* [WHAT THE EXERCISE ASKS]:
From the first line to the last, return the data exactly as written.

[RECORDS FOR THIS EXERCISE — start]

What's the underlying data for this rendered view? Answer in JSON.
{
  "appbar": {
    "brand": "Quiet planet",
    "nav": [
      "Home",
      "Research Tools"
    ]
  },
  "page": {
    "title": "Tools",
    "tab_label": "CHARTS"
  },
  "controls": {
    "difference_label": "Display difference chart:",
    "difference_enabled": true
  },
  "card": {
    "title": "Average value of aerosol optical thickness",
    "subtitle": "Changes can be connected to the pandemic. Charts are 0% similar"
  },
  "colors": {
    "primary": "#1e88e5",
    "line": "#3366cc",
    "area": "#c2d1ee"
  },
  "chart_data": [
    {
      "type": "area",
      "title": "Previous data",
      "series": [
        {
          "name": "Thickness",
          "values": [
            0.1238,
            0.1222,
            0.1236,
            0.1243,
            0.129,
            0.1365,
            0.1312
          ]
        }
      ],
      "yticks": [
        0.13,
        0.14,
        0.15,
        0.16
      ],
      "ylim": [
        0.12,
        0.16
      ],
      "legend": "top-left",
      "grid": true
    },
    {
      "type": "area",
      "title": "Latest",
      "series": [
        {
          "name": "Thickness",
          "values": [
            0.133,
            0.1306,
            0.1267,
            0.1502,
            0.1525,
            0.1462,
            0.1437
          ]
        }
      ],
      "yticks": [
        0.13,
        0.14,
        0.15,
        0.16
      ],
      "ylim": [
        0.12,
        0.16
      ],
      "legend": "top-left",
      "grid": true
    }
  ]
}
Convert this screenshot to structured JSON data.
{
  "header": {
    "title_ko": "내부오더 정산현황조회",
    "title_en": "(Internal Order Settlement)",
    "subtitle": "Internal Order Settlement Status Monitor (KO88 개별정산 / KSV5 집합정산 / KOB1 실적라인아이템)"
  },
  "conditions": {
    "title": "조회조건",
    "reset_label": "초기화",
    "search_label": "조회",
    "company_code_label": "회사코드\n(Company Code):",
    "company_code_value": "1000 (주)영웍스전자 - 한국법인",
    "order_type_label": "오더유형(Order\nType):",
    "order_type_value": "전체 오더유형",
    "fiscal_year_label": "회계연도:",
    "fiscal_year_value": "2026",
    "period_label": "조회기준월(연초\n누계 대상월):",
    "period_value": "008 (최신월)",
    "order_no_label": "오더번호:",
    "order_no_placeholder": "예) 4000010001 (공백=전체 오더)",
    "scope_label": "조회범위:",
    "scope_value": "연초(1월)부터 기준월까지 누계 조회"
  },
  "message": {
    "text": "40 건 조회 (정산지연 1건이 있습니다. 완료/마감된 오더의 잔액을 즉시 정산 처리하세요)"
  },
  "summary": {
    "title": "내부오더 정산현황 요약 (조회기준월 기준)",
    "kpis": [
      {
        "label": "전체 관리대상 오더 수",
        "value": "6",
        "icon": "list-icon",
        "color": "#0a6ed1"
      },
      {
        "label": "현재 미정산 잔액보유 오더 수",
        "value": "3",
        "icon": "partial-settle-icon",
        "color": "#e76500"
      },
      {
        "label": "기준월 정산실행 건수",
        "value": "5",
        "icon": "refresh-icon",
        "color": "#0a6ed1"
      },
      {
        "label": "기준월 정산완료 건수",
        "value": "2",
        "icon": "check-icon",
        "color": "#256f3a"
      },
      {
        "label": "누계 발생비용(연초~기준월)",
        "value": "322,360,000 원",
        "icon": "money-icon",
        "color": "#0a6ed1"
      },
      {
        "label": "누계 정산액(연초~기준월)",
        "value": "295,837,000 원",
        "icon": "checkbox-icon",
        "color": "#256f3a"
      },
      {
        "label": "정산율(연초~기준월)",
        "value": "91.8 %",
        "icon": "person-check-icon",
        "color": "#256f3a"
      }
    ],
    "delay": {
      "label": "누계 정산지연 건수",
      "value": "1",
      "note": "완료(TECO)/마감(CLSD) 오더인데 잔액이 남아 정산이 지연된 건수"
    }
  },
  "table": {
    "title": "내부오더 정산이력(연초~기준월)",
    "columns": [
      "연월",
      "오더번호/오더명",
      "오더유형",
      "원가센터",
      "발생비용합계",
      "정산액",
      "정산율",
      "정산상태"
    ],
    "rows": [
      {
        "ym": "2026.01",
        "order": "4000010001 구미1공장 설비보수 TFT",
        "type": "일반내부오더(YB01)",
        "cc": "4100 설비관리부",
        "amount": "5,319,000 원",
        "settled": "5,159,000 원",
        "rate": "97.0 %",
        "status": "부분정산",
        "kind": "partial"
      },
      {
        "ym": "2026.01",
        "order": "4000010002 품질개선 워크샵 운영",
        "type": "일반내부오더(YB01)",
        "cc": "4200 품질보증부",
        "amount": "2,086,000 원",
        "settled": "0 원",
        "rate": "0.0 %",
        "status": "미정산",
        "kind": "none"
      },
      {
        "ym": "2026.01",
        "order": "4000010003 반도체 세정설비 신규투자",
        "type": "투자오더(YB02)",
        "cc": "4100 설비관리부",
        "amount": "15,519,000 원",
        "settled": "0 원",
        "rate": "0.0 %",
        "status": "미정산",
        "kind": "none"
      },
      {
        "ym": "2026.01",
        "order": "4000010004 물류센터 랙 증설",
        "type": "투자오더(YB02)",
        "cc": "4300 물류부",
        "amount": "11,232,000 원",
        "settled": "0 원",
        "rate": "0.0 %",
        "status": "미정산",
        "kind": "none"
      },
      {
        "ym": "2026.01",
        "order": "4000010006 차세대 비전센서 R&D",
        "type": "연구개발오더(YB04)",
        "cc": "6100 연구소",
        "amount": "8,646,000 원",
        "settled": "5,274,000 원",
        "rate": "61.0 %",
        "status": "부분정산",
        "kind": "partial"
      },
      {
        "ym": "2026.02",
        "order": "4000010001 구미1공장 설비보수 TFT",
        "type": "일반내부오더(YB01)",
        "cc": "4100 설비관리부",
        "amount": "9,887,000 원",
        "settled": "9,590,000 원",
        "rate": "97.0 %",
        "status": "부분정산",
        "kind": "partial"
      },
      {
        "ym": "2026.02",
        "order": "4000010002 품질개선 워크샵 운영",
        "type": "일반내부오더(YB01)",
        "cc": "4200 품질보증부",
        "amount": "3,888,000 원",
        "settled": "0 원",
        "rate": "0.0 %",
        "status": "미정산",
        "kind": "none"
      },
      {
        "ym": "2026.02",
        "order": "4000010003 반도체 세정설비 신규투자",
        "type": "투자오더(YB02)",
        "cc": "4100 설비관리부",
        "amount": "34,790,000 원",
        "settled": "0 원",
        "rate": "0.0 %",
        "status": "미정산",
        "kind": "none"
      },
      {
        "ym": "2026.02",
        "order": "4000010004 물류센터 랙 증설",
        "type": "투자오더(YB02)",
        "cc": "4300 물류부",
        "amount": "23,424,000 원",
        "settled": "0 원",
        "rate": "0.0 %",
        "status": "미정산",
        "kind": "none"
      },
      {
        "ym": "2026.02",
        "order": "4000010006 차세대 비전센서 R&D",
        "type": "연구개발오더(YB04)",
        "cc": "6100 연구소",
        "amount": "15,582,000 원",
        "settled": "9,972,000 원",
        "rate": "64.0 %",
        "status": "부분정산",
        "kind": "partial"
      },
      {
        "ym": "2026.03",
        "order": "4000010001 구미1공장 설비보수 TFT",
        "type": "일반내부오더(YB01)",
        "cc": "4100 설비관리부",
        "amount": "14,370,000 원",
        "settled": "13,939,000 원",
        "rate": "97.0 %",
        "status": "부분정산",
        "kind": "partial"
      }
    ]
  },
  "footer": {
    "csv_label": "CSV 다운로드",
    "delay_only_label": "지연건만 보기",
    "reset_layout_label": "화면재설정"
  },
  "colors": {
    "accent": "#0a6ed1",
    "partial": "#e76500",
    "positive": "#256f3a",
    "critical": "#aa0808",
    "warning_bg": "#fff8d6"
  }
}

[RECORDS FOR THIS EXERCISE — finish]

* [ANSWER FOR THE TASK]:
What's the underlying data for this rendered view? Answer in JSON.
{
  "appbar": {
    "brand": "Quiet planet",
    "nav": [
      "Home",
      "Research Tools"
    ]
  },
  "page": {
    "title": "Tools",
    "tab_label": "CHARTS"
  },
  "controls": {
    "difference_label": "Display difference chart:",
    "difference_enabled": true
  },
  "card": {
    "title": "Average value of aerosol optical thickness",
    "subtitle": "Changes can be connected to the pandemic. Charts are 0% similar"
  },
  "colors": {
    "primary": "#1e88e5",
    "line": "#3366cc",
    "area": "#c2d1ee"
  },
  "chart_data": [
    {
      "type": "area",
      "title": "Previous data",
      "series": [
        {
          "name": "Thickness",
          "values": [
            0.1238,
            0.1222,
            0.1236,
            0.1243,
            0.129,
            0.1365,
            0.1312
          ]
        }
      ],
      "yticks": [
        0.13,
        0.14,
        0.15,
        0.16
      ],
      "ylim": [
        0.12,
        0.16
      ],
      "legend": "top-left",
      "grid": true
    },
    {
      "type": "area",
      "title": "Latest",
      "series": [
        {
          "name": "Thickness",
          "values": [
            0.133,
            0.1306,
            0.1267,
            0.1502,
            0.1525,
            0.1462,
            0.1437
          ]
        }
      ],
      "yticks": [
        0.13,
        0.14,
        0.15,
        0.16
      ],
      "ylim": [
        0.12,
        0.16
      ],
      "legend": "top-left",
      "grid": true
    }
  ]
}
Convert this screenshot to structured JSON data.
{
  "header": {
    "title_ko": "내부오더 정산현황조회",
    "title_en": "(Internal Order Settlement)",
    "subtitle": "Internal Order Settlement Status Monitor (KO88 개별정산 / KSV5 집합정산 / KOB1 실적라인아이템)"
  },
  "conditions": {
    "title": "조회조건",
    "reset_label": "초기화",
    "search_label": "조회",
    "company_code_label": "회사코드\n(Company Code):",
    "company_code_value": "1000 (주)영웍스전자 - 한국법인",
    "order_type_label": "오더유형(Order\nType):",
    "order_type_value": "전체 오더유형",
    "fiscal_year_label": "회계연도:",
    "fiscal_year_value": "2026",
    "period_label": "조회기준월(연초\n누계 대상월):",
    "period_value": "008 (최신월)",
    "order_no_label": "오더번호:",
    "order_no_placeholder": "예) 4000010001 (공백=전체 오더)",
    "scope_label": "조회범위:",
    "scope_value": "연초(1월)부터 기준월까지 누계 조회"
  },
  "message": {
    "text": "40 건 조회 (정산지연 1건이 있습니다. 완료/마감된 오더의 잔액을 즉시 정산 처리하세요)"
  },
  "summary": {
    "title": "내부오더 정산현황 요약 (조회기준월 기준)",
    "kpis": [
      {
        "label": "전체 관리대상 오더 수",
        "value": "6",
        "icon": "list-icon",
        "color": "#0a6ed1"
      },
      {
        "label": "현재 미정산 잔액보유 오더 수",
        "value": "3",
        "icon": "partial-settle-icon",
        "color": "#e76500"
      },
      {
        "label": "기준월 정산실행 건수",
        "value": "5",
        "icon": "refresh-icon",
        "color": "#0a6ed1"
      },
      {
        "label": "기준월 정산완료 건수",
        "value": "2",
        "icon": "check-icon",
        "color": "#256f3a"
      },
      {
        "label": "누계 발생비용(연초~기준월)",
        "value": "322,360,000 원",
        "icon": "money-icon",
        "color": "#0a6ed1"
      },
      {
        "label": "누계 정산액(연초~기준월)",
        "value": "295,837,000 원",
        "icon": "checkbox-icon",
        "color": "#256f3a"
      },
      {
        "label": "정산율(연초~기준월)",
        "value": "91.8 %",
        "icon": "person-check-icon",
        "color": "#256f3a"
      }
    ],
    "delay": {
      "label": "누계 정산지연 건수",
      "value": "1",
      "note": "완료(TECO)/마감(CLSD) 오더인데 잔액이 남아 정산이 지연된 건수"
    }
  },
  "table": {
    "title": "내부오더 정산이력(연초~기준월)",
    "columns": [
      "연월",
      "오더번호/오더명",
      "오더유형",
      "원가센터",
      "발생비용합계",
      "정산액",
      "정산율",
      "정산상태"
    ],
    "rows": [
      {
        "ym": "2026.01",
        "order": "4000010001 구미1공장 설비보수 TFT",
        "type": "일반내부오더(YB01)",
        "cc": "4100 설비관리부",
        "amount": "5,319,000 원",
        "settled": "5,159,000 원",
        "rate": "97.0 %",
        "status": "부분정산",
        "kind": "partial"
      },
      {
        "ym": "2026.01",
        "order": "4000010002 품질개선 워크샵 운영",
        "type": "일반내부오더(YB01)",
        "cc": "4200 품질보증부",
        "amount": "2,086,000 원",
        "settled": "0 원",
        "rate": "0.0 %",
        "status": "미정산",
        "kind": "none"
      },
      {
        "ym": "2026.01",
        "order": "4000010003 반도체 세정설비 신규투자",
        "type": "투자오더(YB02)",
        "cc": "4100 설비관리부",
        "amount": "15,519,000 원",
        "settled": "0 원",
        "rate": "0.0 %",
        "status": "미정산",
        "kind": "none"
      },
      {
        "ym": "2026.01",
        "order": "4000010004 물류센터 랙 증설",
        "type": "투자오더(YB02)",
        "cc": "4300 물류부",
        "amount": "11,232,000 원",
        "settled": "0 원",
        "rate": "0.0 %",
        "status": "미정산",
        "kind": "none"
      },
      {
        "ym": "2026.01",
        "order": "4000010006 차세대 비전센서 R&D",
        "type": "연구개발오더(YB04)",
        "cc": "6100 연구소",
        "amount": "8,646,000 원",
        "settled": "5,274,000 원",
        "rate": "61.0 %",
        "status": "부분정산",
        "kind": "partial"
      },
      {
        "ym": "2026.02",
        "order": "4000010001 구미1공장 설비보수 TFT",
        "type": "일반내부오더(YB01)",
        "cc": "4100 설비관리부",
        "amount": "9,887,000 원",
        "settled": "9,590,000 원",
        "rate": "97.0 %",
        "status": "부분정산",
        "kind": "partial"
      },
      {
        "ym": "2026.02",
        "order": "4000010002 품질개선 워크샵 운영",
        "type": "일반내부오더(YB01)",
        "cc": "4200 품질보증부",
        "amount": "3,888,000 원",
        "settled": "0 원",
        "rate": "0.0 %",
        "status": "미정산",
        "kind": "none"
      },
      {
        "ym": "2026.02",
        "order": "4000010003 반도체 세정설비 신규투자",
        "type": "투자오더(YB02)",
        "cc": "4100 설비관리부",
        "amount": "34,790,000 원",
        "settled": "0 원",
        "rate": "0.0 %",
        "status": "미정산",
        "kind": "none"
      },
      {
        "ym": "2026.02",
        "order": "4000010004 물류센터 랙 증설",
        "type": "투자오더(YB02)",
        "cc": "4300 물류부",
        "amount": "23,424,000 원",
        "settled": "0 원",
        "rate": "0.0 %",
        "status": "미정산",
        "kind": "none"
      },
      {
        "ym": "2026.02",
        "order": "4000010006 차세대 비전센서 R&D",
        "type": "연구개발오더(YB04)",
        "cc": "6100 연구소",
        "amount": "15,582,000 원",
        "settled": "9,972,000 원",
        "rate": "64.0 %",
        "status": "부분정산",
        "kind": "partial"
      },
      {
        "ym": "2026.03",
        "order": "4000010001 구미1공장 설비보수 TFT",
        "type": "일반내부오더(YB01)",
        "cc": "4100 설비관리부",
        "amount": "14,370,000 원",
        "settled": "13,939,000 원",
        "rate": "97.0 %",
        "status": "부분정산",
        "kind": "partial"
      }
    ]
  },
  "footer": {
    "csv_label": "CSV 다운로드",
    "delay_only_label": "지연건만 보기",
    "reset_layout_label": "화면재설정"
  },
  "colors": {
    "accent": "#0a6ed1",
    "partial": "#e76500",
    "positive": "#256f3a",
    "critical": "#aa0808",
    "warning_bg": "#fff8d6"
  }
}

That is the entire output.